Parish Newsletter

A Service of the Parish Evaluation Project

Milwaukee, Wisconsin

January, 2015

Praying Is a Start             “That the homeless and needy experience God’s love by our care, love and concern for all of them.”  This was a petition heard at Blessed Sacrament Parish in Washington, DC recently.  Not only does the power of prayer go out to the homeless, it also raises awareness among parishioners about the plight of those living on the streets.  But it is not enough.  Care, love and concern have to be carried into action as well.   The Jungle Situated along the Coyote Creek in San Jose was a shanty town called the “Jungle.” It is now past tense because the police evacuated the 300 residents last month, posting guards so that people would not return. The city did provide housing for about half of the residents; the others were on their own. But the homeless are creative in simply moving elsewhere to seek shelter. Two Catholic parishes, Most Holy Trinity and St. Francis Assisi, had been providing food to the Jungle site.

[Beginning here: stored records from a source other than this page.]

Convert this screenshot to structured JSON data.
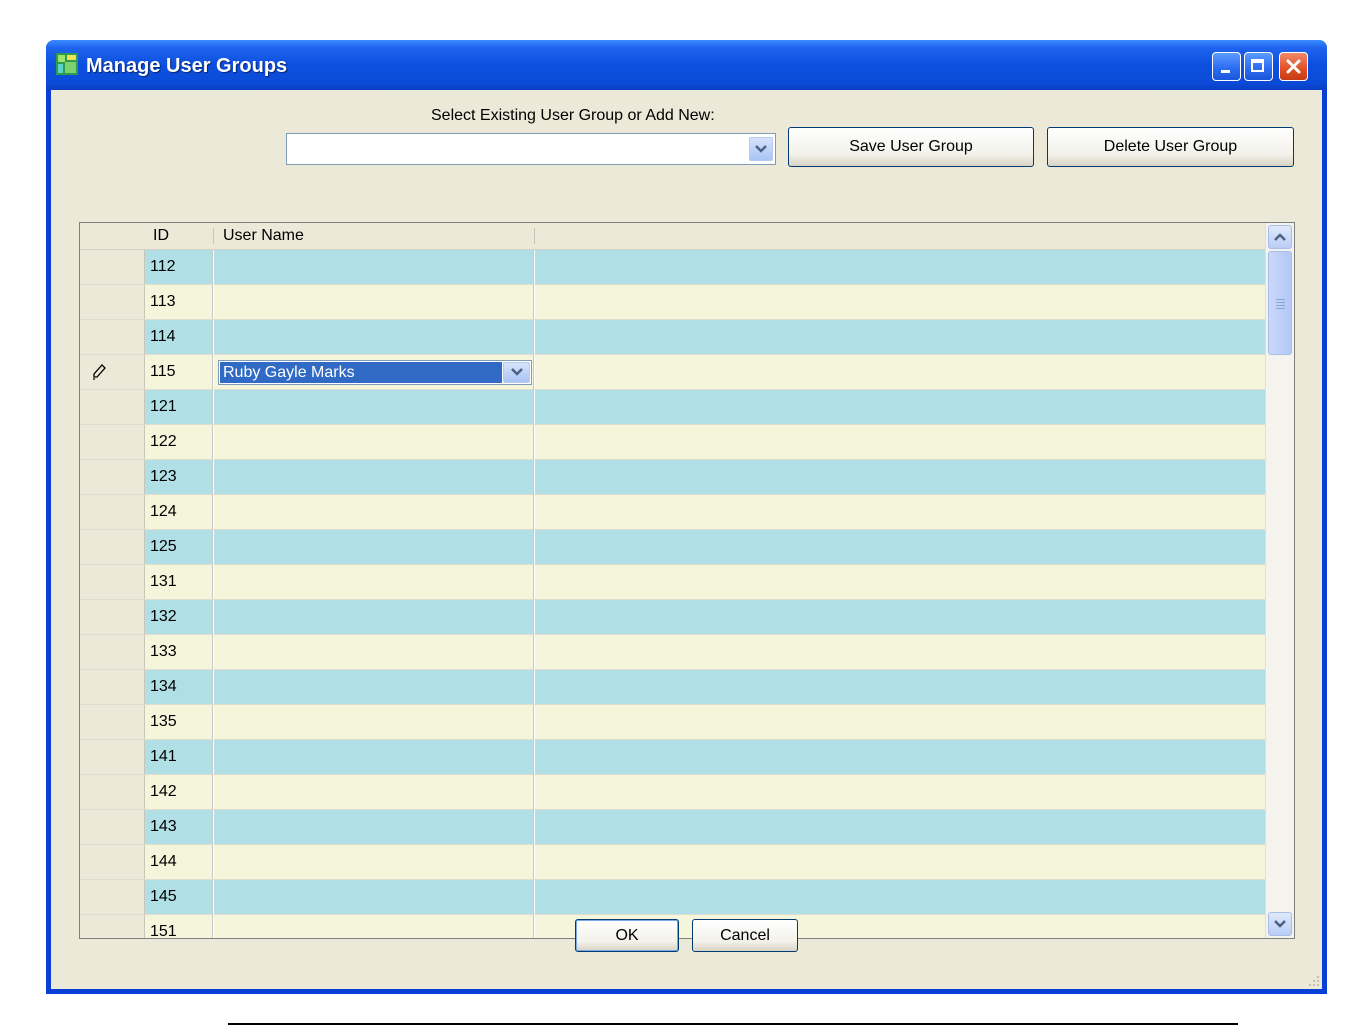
{
  "window": {
    "title": "Manage User Groups",
    "icon": "app-grid-icon",
    "controls": [
      "minimize-icon",
      "maximize-icon",
      "close-icon"
    ]
  },
  "group_select": {
    "label": "Select Existing User Group or Add New:",
    "value": ""
  },
  "buttons": {
    "save": "Save User Group",
    "delete": "Delete User Group",
    "ok": "OK",
    "cancel": "Cancel"
  },
  "grid": {
    "columns": [
      "ID",
      "User Name"
    ],
    "rows": [
      {
        "id": "112",
        "user_name": ""
      },
      {
        "id": "113",
        "user_name": ""
      },
      {
        "id": "114",
        "user_name": ""
      },
      {
        "id": "115",
        "user_name": "Ruby Gayle Marks",
        "editing": true
      },
      {
        "id": "121",
        "user_name": ""
      },
      {
        "id": "122",
        "user_name": ""
      },
      {
        "id": "123",
        "user_name": ""
      },
      {
        "id": "124",
        "user_name": ""
      },
      {
        "id": "125",
        "user_name": ""
      },
      {
        "id": "131",
        "user_name": ""
      },
      {
        "id": "132",
        "user_name": ""
      },
      {
        "id": "133",
        "user_name": ""
      },
      {
        "id": "134",
        "user_name": ""
      },
      {
        "id": "135",
        "user_name": ""
      },
      {
        "id": "141",
        "user_name": ""
      },
      {
        "id": "142",
        "user_name": ""
      },
      {
        "id": "143",
        "user_name": ""
      },
      {
        "id": "144",
        "user_name": ""
      },
      {
        "id": "145",
        "user_name": ""
      },
      {
        "id": "151",
        "user_name": ""
      }
    ],
    "row_colors": {
      "alt_a": "#b0e0e6",
      "alt_b": "#f5f5dc"
    },
    "edit_row_icon": "pencil-icon"
  },
  "colors": {
    "titlebar": "#0c4fe0",
    "dialog_bg": "#ece9d8",
    "selection": "#316ac5"
  }
}
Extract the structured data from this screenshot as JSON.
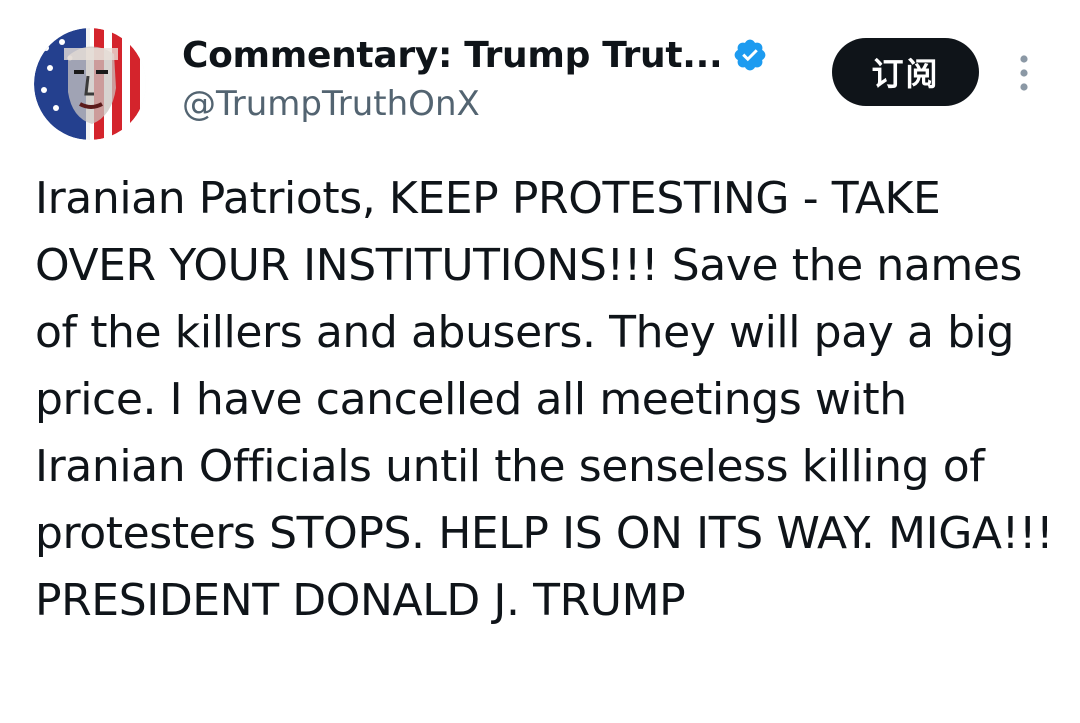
{
  "author": {
    "display_name": "Commentary: Trump Trut...",
    "handle": "@TrumpTruthOnX",
    "verified": true,
    "verified_color": "#1d9bf0"
  },
  "header": {
    "subscribe_label": "订阅"
  },
  "tweet": {
    "text": "Iranian Patriots, KEEP PROTESTING - TAKE OVER YOUR INSTITUTIONS!!! Save the names of the killers and abusers. They will pay a big price. I have cancelled all meetings with Iranian Officials until the senseless killing of protesters STOPS. HELP IS ON ITS WAY. MIGA!!! PRESIDENT DONALD J. TRUMP"
  },
  "icons": {
    "avatar": "avatar-flag-portrait",
    "verified": "verified-badge-icon",
    "more": "more-vertical-icon"
  },
  "colors": {
    "text_primary": "#0f1419",
    "text_secondary": "#536471",
    "button_bg": "#0f1419",
    "button_text": "#ffffff"
  }
}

After its demise, they simply moved their distribution centers to where the homeless had relocated.   The Distribution Process Most Holy Trinity has a Food Pantry that receives shipments of food each week from both Second Harvest and local stores.  Volunteers divide the food into some 65 boxes, each of which feeds two or three people for a week, as well as making up 70 bags for individuals.  They also prepare hot meals, fruit and beverages for distribution.  Because the parish is multi-cultural, some weeks the meals are Mexican, some are Filipino and others are Vietnamese.  On Wednesday morning, pick-up trucks and SUV’s back up to the pantry and load up boxes, bags, hot meals and beverages.  The caravan of vehicles drive to sites along the banks of the local creek and elsewhere.  By the time they arrive people are already standing in line waiting for their hot meal and boxes of food for the week.  St. Francis of Assisi also takes part in the distribution, while a Vietnamese couple distributes food on Sunday mornings.  This has been going on for the last four to five years, making this outreach ministry well known in the area.   Another Response Another example is Good Shepherd Parish in Beverly Hills, CA.  Although situated in a wealthy area, many homeless were sleeping in and around the parish buildings.  One of the deacons came up with the idea of starting a “Martha’s Kitchen” to serve the homeless a substantial breakfast every Friday morning between the hours of 6:30 and 8:30 am.  Between 100 to 130 are served every week by 25 volunteers out of a pool of some 75 who serve when available, including 7th and 8th graders from the parish school.   A Third Example San Francisco is the home of Most Holy Redeemer Parish, but it is also the town where many homeless come to escape colder climates.  For more than 14 years, the parish has sponsored a special banquet on Wednesday nights.  Because space is limited, a list is kept for regular attendees and others who are on standby are allowed in as space permits.  The average weekly attendance is 100, although at Christmastime, room is made for up to 136 guests.  A professional chef does the cooking, while parishioners and neighbors volunteer to serve.  They make sure everyone is welcomed and served a 5 course meal, equal to what would be offered at a fancy restaurant.  Each one who comes is honored and valued; those providing the meal consider it a great privilege to serve their guests.  The gap between rich and poor has grown wider in this country, but not at those places where prayer and action come together to serve those in need of shelter, food, clothing, medicine and loving interaction.